Intellicheck (IDN +7.6%) has won a $300K contract to install a Defense ID system at "a major National Guard location in the Midwest." The system includes handheld ID card readers, a Visitor Vendor Control Center, a Fugitive Finder Module, and a Control Server.
Installation is expected to be finished by the end of Q3. On Friday, Intellicheck announced a $247K contract for a Defense ID system upgrade.
AMAG Pharmaceuticals (AMAG +28.2%) acquires privately-held Missouri-based Lumara Health for $675M in a cash-and-stock transaction. The deal consists of $600M in cash, $75M in stock and up to $350M in sales-related milestones.
Lumara focuses on women's health. It's lead product is the Orphan Drug Makena (hydroxyprogesterone caproate injection) indicated to reduce the risk of preterm birth in women who are pregnant with one baby and who have delivered one preterm baby spontaneously in the past.
"The fundamental pillars of the revenue growth story at MOBL are intact and are growing at much better paces than indicated in the income statement," says Dallas Salazar in a column now out of embargo.
While MobileIron (MOBL +9.6%) officially reported only 17% Y/Y 1H14 revenue growth, adjusted revenue growth (excludes an accounting change) was 51%. Moreover, gross billings rose 52% to $65.2M (exceeds revenue of $56.7M), with recurring billings rising 53% to $34.3M.

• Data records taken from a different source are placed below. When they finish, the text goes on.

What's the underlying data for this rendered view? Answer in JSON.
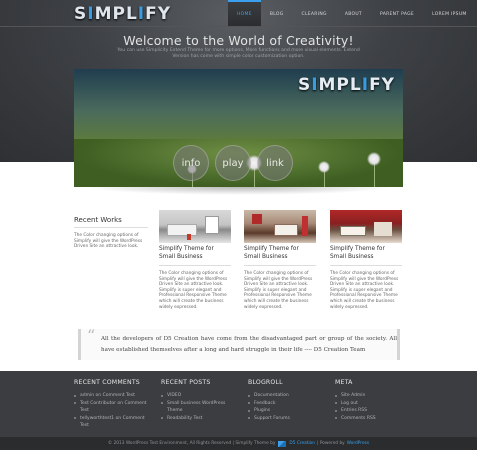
{
  "header": {
    "logo": "SIMPLIFY",
    "nav": [
      {
        "label": "HOME",
        "active": true
      },
      {
        "label": "BLOG",
        "active": false
      },
      {
        "label": "CLEARING",
        "active": false
      },
      {
        "label": "ABOUT",
        "active": false
      },
      {
        "label": "PARENT PAGE",
        "active": false
      },
      {
        "label": "LOREM IPSUM",
        "active": false
      }
    ]
  },
  "hero": {
    "title": "Welcome to the World of Creativity!",
    "intro": "You can use Simplicity Extend Theme for more options, More functions and more visual elements. Extend Version has come with simple color customization option."
  },
  "slider": {
    "logo": "SIMPLIFY",
    "buttons": [
      "info",
      "play",
      "link"
    ]
  },
  "recent": {
    "title": "Recent Works",
    "text": "The Color changing options of Simplify will give the WordPress Driven Site an attractive look."
  },
  "cards": [
    {
      "title": "Simplify Theme for Small Business",
      "text": "The Color changing options of Simplify will give the WordPress Driven Site an attractive look. Simplify is super elegant and Professional Responsive Theme which will create the business widely expressed."
    },
    {
      "title": "Simplify Theme for Small Business",
      "text": "The Color changing options of Simplify will give the WordPress Driven Site an attractive look. Simplify is super elegant and Professional Responsive Theme which will create the business widely expressed."
    },
    {
      "title": "Simplify Theme for Small Business",
      "text": "The Color changing options of Simplify will give the WordPress Driven Site an attractive look. Simplify is super elegant and Professional Responsive Theme which will create the business widely expressed."
    }
  ],
  "quote": {
    "text": "All the developers of D5 Creation have come from the disadvantaged part or group of the society. All have established themselves after a long and hard struggle in their life ---- D5 Creation Team"
  },
  "footer": {
    "columns": [
      {
        "title": "RECENT COMMENTS",
        "items": [
          "admin on Comment Test",
          "Test Contributor on Comment Test",
          "tellyworthtest1 on Comment Test"
        ]
      },
      {
        "title": "RECENT POSTS",
        "items": [
          "VIDEO",
          "Small business WordPress Theme",
          "Readability Test"
        ]
      },
      {
        "title": "BLOGROLL",
        "items": [
          "Documentation",
          "Feedback",
          "Plugins",
          "Support Forums"
        ]
      },
      {
        "title": "META",
        "items": [
          "Site Admin",
          "Log out",
          "Entries RSS",
          "Comments RSS"
        ]
      }
    ],
    "copyright": "© 2013 WordPress Test Environment, All Rights Reserved | Simplify Theme by",
    "credit": "D5 Creation",
    "powered": "| Powered by",
    "wp": "WordPress"
  },
  "colors": {
    "accent": "#3aa0ee",
    "dark": "#3b3d40"
  }
}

Salazar also points out recurring billings have been steadily growing as a % of total billings (they were at 63% in Q2), and that this shift towards subscription revenue streams has led to strong deferred revenue growth.
He expects the MDM software vendor's 2H14 numbers to "reflect a much different picture" than the ones shown by recent headline numbers, and serve as a catalyst for shares.

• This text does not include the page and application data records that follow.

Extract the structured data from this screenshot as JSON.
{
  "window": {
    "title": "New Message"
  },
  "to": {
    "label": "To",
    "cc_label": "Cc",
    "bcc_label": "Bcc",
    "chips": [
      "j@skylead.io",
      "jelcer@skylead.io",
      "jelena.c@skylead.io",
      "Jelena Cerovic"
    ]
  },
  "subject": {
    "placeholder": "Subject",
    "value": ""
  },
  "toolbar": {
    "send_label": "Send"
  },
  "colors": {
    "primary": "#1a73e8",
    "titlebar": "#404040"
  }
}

Shares of Ford (NYSE:F) ended the day 7.5% lower on a late selling flurry after the automaker forecast a loss of $1B in South America due to currency issues and issued weak guidance for Europe as well.

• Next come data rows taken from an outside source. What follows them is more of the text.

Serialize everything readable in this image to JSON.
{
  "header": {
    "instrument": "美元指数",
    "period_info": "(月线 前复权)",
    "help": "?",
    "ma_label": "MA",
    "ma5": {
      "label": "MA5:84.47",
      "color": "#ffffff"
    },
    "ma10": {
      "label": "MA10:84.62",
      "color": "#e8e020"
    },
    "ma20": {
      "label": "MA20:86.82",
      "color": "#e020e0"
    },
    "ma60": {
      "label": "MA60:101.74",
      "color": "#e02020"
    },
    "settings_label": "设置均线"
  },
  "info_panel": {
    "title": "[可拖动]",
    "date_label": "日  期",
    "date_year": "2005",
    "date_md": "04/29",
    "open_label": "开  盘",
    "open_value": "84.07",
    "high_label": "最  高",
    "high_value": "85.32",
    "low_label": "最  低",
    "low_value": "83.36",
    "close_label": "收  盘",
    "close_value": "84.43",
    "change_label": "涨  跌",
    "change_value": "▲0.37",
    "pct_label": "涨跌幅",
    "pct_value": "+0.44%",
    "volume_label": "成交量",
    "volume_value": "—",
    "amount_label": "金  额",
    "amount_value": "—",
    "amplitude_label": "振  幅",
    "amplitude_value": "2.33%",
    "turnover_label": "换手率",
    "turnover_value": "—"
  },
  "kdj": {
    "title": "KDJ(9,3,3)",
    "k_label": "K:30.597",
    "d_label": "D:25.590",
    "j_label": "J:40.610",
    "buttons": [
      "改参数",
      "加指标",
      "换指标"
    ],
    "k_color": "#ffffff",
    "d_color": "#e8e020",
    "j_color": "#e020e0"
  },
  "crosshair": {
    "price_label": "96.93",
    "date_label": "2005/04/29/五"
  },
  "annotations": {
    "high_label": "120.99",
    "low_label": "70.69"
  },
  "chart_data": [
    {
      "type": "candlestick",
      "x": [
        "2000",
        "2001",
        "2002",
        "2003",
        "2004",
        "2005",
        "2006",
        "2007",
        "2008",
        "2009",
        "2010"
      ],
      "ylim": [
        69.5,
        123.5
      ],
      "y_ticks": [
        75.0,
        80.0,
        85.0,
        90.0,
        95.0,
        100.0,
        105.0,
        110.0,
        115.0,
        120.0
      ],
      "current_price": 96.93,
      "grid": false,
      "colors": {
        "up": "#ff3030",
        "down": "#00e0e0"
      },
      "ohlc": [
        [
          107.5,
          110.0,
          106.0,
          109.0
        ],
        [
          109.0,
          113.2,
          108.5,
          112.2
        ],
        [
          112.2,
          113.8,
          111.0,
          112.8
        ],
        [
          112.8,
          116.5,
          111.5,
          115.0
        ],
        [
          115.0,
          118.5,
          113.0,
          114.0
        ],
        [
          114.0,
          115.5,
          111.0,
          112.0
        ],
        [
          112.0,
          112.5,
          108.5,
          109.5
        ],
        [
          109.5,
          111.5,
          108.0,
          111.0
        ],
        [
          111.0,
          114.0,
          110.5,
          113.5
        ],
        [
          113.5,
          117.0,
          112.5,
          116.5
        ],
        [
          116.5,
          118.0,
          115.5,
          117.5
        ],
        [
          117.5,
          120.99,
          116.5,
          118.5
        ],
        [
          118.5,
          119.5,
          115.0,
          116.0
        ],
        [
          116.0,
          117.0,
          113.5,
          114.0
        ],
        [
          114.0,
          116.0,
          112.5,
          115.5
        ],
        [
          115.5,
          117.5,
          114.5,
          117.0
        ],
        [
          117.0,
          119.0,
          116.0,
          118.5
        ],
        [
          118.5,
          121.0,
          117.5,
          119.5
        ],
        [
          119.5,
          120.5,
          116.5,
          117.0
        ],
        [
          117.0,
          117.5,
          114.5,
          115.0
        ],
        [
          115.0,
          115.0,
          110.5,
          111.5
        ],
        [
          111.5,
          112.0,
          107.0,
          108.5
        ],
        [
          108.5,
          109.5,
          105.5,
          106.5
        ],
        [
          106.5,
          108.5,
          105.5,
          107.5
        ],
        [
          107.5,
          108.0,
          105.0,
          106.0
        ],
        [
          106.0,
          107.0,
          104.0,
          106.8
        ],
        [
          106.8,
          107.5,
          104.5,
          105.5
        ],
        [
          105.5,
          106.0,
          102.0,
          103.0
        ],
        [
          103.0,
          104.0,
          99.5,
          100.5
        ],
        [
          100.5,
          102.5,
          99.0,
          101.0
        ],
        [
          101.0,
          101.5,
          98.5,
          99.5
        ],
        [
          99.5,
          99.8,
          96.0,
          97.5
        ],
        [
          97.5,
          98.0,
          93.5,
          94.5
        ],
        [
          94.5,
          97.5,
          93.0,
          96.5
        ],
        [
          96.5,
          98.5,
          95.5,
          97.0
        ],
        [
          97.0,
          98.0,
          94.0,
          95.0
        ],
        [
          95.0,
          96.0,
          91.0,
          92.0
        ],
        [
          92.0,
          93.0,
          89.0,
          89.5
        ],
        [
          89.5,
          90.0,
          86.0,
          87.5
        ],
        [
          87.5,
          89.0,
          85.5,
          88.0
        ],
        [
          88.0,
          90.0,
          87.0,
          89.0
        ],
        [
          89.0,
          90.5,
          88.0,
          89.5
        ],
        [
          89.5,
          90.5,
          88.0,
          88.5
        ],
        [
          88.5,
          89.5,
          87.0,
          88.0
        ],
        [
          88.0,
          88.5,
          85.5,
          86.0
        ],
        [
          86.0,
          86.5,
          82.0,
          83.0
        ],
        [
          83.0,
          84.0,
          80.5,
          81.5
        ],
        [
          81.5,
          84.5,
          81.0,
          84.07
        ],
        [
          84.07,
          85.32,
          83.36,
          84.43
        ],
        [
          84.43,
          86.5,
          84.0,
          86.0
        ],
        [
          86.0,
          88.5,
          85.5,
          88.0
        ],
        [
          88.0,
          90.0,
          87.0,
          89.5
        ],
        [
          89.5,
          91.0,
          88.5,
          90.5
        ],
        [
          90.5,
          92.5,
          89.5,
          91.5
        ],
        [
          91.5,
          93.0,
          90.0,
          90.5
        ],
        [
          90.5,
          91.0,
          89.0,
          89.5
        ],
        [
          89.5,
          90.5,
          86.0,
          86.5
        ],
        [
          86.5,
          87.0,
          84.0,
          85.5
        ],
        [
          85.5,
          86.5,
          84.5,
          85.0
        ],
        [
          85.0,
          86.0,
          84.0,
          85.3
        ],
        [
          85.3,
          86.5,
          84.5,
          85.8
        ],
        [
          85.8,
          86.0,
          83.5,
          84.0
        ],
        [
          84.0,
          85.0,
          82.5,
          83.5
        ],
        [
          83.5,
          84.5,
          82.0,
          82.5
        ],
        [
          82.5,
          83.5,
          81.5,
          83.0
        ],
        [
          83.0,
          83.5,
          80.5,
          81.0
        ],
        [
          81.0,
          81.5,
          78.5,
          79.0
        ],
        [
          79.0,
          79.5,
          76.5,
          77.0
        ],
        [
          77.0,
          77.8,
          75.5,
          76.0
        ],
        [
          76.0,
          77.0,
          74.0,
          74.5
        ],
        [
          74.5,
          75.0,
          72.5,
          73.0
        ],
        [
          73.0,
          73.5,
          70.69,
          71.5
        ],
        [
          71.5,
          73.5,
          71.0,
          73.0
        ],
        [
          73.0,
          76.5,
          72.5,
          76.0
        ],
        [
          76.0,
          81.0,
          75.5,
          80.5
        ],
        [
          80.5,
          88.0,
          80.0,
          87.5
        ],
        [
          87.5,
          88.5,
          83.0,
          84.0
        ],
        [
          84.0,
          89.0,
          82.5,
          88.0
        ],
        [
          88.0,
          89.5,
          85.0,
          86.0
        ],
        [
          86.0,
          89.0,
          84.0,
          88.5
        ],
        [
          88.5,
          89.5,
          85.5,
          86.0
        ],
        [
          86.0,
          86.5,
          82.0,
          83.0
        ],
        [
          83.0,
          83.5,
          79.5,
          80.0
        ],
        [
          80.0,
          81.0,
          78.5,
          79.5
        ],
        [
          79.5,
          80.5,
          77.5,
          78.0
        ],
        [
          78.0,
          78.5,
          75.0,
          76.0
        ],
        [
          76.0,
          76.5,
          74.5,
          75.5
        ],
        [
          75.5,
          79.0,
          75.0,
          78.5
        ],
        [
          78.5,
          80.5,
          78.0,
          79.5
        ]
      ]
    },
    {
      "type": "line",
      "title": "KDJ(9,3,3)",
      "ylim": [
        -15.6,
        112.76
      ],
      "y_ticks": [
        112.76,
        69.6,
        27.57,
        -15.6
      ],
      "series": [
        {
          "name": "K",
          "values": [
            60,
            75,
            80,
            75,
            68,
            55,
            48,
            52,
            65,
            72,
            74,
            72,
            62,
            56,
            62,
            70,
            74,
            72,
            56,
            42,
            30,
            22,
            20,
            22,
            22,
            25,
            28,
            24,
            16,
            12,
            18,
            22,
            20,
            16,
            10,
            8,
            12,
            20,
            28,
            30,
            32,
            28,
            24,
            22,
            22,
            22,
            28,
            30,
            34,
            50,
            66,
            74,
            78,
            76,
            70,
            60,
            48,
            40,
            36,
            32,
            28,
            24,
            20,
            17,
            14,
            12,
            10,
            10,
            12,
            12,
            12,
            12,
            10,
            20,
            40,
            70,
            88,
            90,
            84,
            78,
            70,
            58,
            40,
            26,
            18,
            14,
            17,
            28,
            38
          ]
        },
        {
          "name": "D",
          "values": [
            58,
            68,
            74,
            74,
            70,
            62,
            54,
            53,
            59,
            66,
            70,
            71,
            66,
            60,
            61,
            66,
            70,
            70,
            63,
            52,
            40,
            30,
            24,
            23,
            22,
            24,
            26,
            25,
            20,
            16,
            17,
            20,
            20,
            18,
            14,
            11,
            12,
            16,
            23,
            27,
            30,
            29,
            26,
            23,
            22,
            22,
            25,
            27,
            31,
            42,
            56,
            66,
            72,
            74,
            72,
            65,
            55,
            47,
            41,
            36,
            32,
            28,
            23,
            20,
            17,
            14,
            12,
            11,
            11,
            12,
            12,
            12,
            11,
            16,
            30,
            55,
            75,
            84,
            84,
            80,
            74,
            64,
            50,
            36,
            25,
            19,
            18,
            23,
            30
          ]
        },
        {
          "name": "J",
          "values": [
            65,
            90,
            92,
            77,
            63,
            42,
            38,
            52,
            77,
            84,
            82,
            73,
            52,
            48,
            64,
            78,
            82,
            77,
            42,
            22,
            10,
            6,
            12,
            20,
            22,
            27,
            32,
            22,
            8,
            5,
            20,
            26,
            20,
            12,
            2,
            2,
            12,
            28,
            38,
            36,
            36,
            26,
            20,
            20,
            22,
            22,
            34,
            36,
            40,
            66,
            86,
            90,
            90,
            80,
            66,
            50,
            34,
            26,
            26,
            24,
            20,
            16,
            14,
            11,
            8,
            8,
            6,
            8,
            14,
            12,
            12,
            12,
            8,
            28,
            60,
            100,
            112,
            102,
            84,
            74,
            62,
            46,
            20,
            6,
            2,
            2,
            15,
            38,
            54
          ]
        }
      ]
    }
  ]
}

Pre-tax profit for 2014 is pegged at $6B by the company.
The comments from Ford management came during an Investor Day Conference (webcast, slides).
Thinly-traded micro cap Alcobra (ADHD -18.3%) plummets on a 4x surge in volume. The drop takes out the recent up move which started on September 16. Shares peaked at $21.53 on September 23 representing 34% rise from the September 11 low of $16.06.
On September 22, the company announced that it had completed all patient follow-up visits in its Phase 3 trial of Metadoxine Extended Release. The top-line analysis is due in another week.
If the down trend continues, then it is a clear signal that somebody knows something and it ain't positive. Longs beware.
Bloomberg reports Computer Sciences (CSC +5.9%) has contacted Blackstone, Bain, and other P-E firms about an LBO. Shares have spiked higher.
Talks are said to be at an early stage, with CEO Mike Lawrie reportedly trying to convince would-be suitors CSC's turnaround is half-finished. One source says P-E firms like the IT services firm's multiples, but have concerns about its cash flow and slower-growing units.
With a current market cap of $8.7B, CSC would be a big fish to swallow. But the company's low valuation (shares go for 0.7x FY14 sales) and fairly predictable revenue streams could boost P-E interest.
Possibly threatening a settlement over a separate investigation into its doing business with sweethearts like Iran and Sudan into doubt, Commerzbank (OTCPK:CRZBY -5.5%) is facing an investigation by the Manhattan DA over violations of money-laundering laws.
At issue are the dreaded lax controls for detecting and preventing money laundering, and the new probe, say sources, is threatening the settlement of other one. U.S. officials are reportedly considering combining the two investigations into one settlement - a move which would delay resolution and potentially add hundreds of millions of dollars in fines (the previous settlement number was reported to be in the area of $600M).